• _To do_
Copy each line of the records that holds the string "icon".

Dataset entries
════════

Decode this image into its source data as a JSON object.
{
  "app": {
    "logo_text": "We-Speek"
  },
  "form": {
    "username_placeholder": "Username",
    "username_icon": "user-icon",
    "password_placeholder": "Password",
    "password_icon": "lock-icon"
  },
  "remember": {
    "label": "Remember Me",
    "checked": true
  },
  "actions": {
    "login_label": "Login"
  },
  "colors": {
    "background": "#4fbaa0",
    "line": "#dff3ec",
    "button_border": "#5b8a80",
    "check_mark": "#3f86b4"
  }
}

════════

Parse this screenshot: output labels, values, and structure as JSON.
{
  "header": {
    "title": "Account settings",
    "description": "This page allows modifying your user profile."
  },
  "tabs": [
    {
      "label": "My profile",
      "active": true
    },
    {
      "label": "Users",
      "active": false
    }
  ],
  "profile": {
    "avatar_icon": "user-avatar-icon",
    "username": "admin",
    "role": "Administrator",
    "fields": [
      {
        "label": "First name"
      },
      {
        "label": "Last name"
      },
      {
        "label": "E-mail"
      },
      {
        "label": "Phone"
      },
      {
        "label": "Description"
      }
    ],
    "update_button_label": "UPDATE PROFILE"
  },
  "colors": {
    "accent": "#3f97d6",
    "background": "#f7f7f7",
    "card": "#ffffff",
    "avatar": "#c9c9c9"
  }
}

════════

• _Expected answer_
    "username_icon": "user-icon",
    "password_icon": "lock-icon"
    "avatar_icon": "user-avatar-icon",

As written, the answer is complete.